  • 2.The Early Life Born on November 27, 1701 in Ovanåker, Sweden Died on April 25, 1744 in Uppsala, Sweden His grandfather Magnus Celsius the mathematician and Anders Spole the astronomer were both professors at Uppsala University. His father, Nils Celsius, was also professor in astronomy. Influences
  • 3.Education Through The Years Celsius first started showing an aptitude for mathematics at the age of seven, therefore, his parents enrolled him into a math school. He aced every course and decided to got to college for Astronomy because of his and his grandfather’s love for the subject. Celsius went to Uppsala University and studied astronomy. While in the university he showed excellent performance and when he was 29 he became a professor there.
  • 4.Major Accomplishments Invention of the Centigrade temperature system. Accurate analysis of the Aurora Borealis using magnetic compasses. Mapping of the Earth’s Torneå meridian to prove Newton’s theory that the Earth was an ellipsoid flattened at the poles.
  • 5.What Do Those Things Mean To You? Absolutely nothing. Absolutely nothing. Absolutely nothing. Absolutely nothing. The Centigrade scale is the world-wide accepted measurement for temperate in science.

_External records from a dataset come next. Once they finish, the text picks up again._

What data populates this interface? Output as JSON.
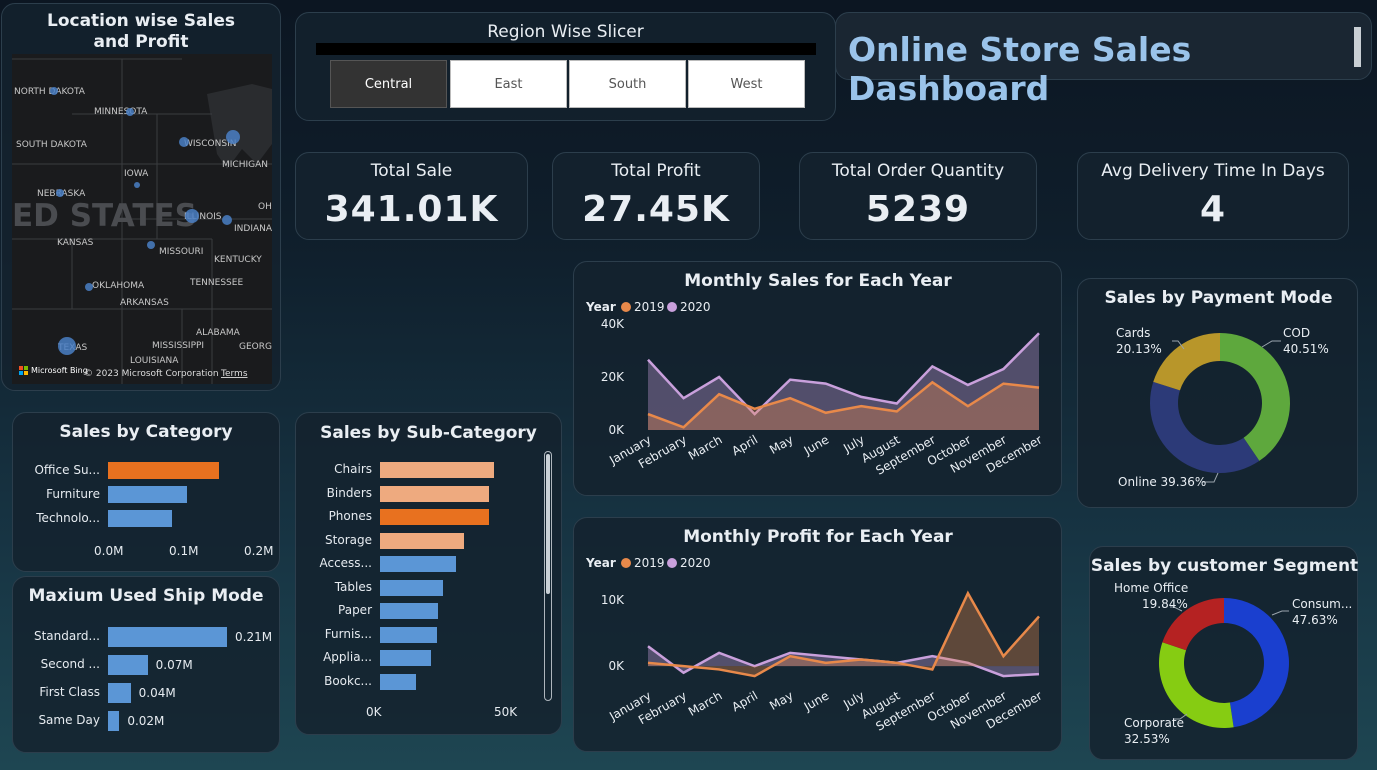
{
  "dashboard_title": "Online Store Sales Dashboard",
  "slicer": {
    "title": "Region Wise Slicer",
    "options": [
      "Central",
      "East",
      "South",
      "West"
    ],
    "selected": "Central"
  },
  "map": {
    "title": "Location wise Sales and Profit",
    "state_labels": [
      "NORTH DAKOTA",
      "MINNESOTA",
      "SOUTH DAKOTA",
      "WISCONSIN",
      "MICHIGAN",
      "IOWA",
      "NEBRASKA",
      "ILLINOIS",
      "INDIANA",
      "OH",
      "KANSAS",
      "MISSOURI",
      "KENTUCKY",
      "OKLAHOMA",
      "TENNESSEE",
      "ARKANSAS",
      "ALABAMA",
      "MISSISSIPPI",
      "GEORG",
      "TEXAS",
      "LOUISIANA"
    ],
    "country_label": "ED STATES",
    "attribution_brand": "Microsoft Bing",
    "copyright": "© 2023 Microsoft Corporation",
    "terms": "Terms"
  },
  "kpis": [
    {
      "label": "Total Sale",
      "value": "341.01K"
    },
    {
      "label": "Total Profit",
      "value": "27.45K"
    },
    {
      "label": "Total Order Quantity",
      "value": "5239"
    },
    {
      "label": "Avg Delivery Time In Days",
      "value": "4"
    }
  ],
  "category_chart": {
    "title": "Sales by Category",
    "categories": [
      "Office Su...",
      "Furniture",
      "Technolo..."
    ],
    "values": [
      0.148,
      0.105,
      0.085
    ],
    "highlight_index": 0,
    "ticks": [
      "0.0M",
      "0.1M",
      "0.2M"
    ],
    "xlim": [
      0,
      0.2
    ]
  },
  "ship_chart": {
    "title": "Maxium Used Ship Mode",
    "categories": [
      "Standard...",
      "Second ...",
      "First Class",
      "Same Day"
    ],
    "values": [
      0.21,
      0.07,
      0.04,
      0.02
    ],
    "labels": [
      "0.21M",
      "0.07M",
      "0.04M",
      "0.02M"
    ]
  },
  "subcategory_chart": {
    "title": "Sales by Sub-Category",
    "categories": [
      "Chairs",
      "Binders",
      "Phones",
      "Storage",
      "Access...",
      "Tables",
      "Paper",
      "Furnis...",
      "Applia...",
      "Bookc..."
    ],
    "values": [
      49,
      46.5,
      46.5,
      36,
      32.5,
      27,
      25,
      24.5,
      22,
      15.5
    ],
    "ticks": [
      "0K",
      "50K"
    ],
    "xlim": [
      0,
      57
    ]
  },
  "chart_data": [
    {
      "type": "area",
      "title": "Monthly Sales for Each Year",
      "legend_title": "Year",
      "categories": [
        "January",
        "February",
        "March",
        "April",
        "May",
        "June",
        "July",
        "August",
        "September",
        "October",
        "November",
        "December"
      ],
      "series": [
        {
          "name": "2019",
          "color": "#e8894a",
          "values": [
            6000,
            1000,
            13500,
            8000,
            12000,
            6500,
            9000,
            7000,
            18000,
            9000,
            17500,
            16000
          ]
        },
        {
          "name": "2020",
          "color": "#c9a0dc",
          "values": [
            26500,
            12000,
            20000,
            6000,
            19000,
            17500,
            12500,
            10000,
            24000,
            17000,
            23000,
            36500
          ]
        }
      ],
      "yticks": [
        "0K",
        "20K",
        "40K"
      ],
      "ylim": [
        0,
        40000
      ]
    },
    {
      "type": "area",
      "title": "Monthly Profit for Each Year",
      "legend_title": "Year",
      "categories": [
        "January",
        "February",
        "March",
        "April",
        "May",
        "June",
        "July",
        "August",
        "September",
        "October",
        "November",
        "December"
      ],
      "series": [
        {
          "name": "2019",
          "color": "#e8894a",
          "values": [
            500,
            0,
            -500,
            -1500,
            1500,
            500,
            1000,
            500,
            -500,
            11000,
            1500,
            7500
          ]
        },
        {
          "name": "2020",
          "color": "#c9a0dc",
          "values": [
            3000,
            -1000,
            2000,
            0,
            2000,
            1500,
            1000,
            500,
            1500,
            500,
            -1500,
            -1200
          ]
        }
      ],
      "yticks": [
        "0K",
        "10K"
      ],
      "ylim": [
        -3000,
        13000
      ]
    },
    {
      "type": "pie",
      "title": "Sales by Payment Mode",
      "slices": [
        {
          "name": "COD",
          "pct": "40.51%",
          "value": 40.51,
          "color": "#5ea83d"
        },
        {
          "name": "Online",
          "pct": "39.36%",
          "value": 39.36,
          "color": "#2c3a78"
        },
        {
          "name": "Cards",
          "pct": "20.13%",
          "value": 20.13,
          "color": "#b8962a"
        }
      ]
    },
    {
      "type": "pie",
      "title": "Sales by customer Segment",
      "slices": [
        {
          "name": "Consum...",
          "pct": "47.63%",
          "value": 47.63,
          "color": "#1a3fcf"
        },
        {
          "name": "Corporate",
          "pct": "32.53%",
          "value": 32.53,
          "color": "#86cc12"
        },
        {
          "name": "Home Office",
          "pct": "19.84%",
          "value": 19.84,
          "color": "#b52222"
        }
      ]
    }
  ]
}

It is also used by millions of people everyday around the world in almost every country except the US, Liberia, and Burma (or Myanmar). Green = Countries using metric system (Celsius scale) Black = Countries Using British Imperial System (Fahrenheit scale)
  • 6.The Celsius Temperature Scale °F = Fahrenheit (British Imperial System) °R = Réaumur °C* = Celsius’s Original System °C = Revised Celsius Scale Celsius originally used 0 °C to equal boiling and 100 °C to represent freezing, but after he died, his lab assistant, Olof Hiorter, decided it would be better reversed and made 0 °C equal to the freezing point of water and 100 °C equal to the boiling point of water.
  • 7.In Closing I believe that Anders Celsius is probably not in the top most important people in scientific history, but he has defiantly allowed the scientific community a simpler method of communication and measurement of scientific data. Allowing a scientist in London to understand the measurements of a scientist is say Botswana.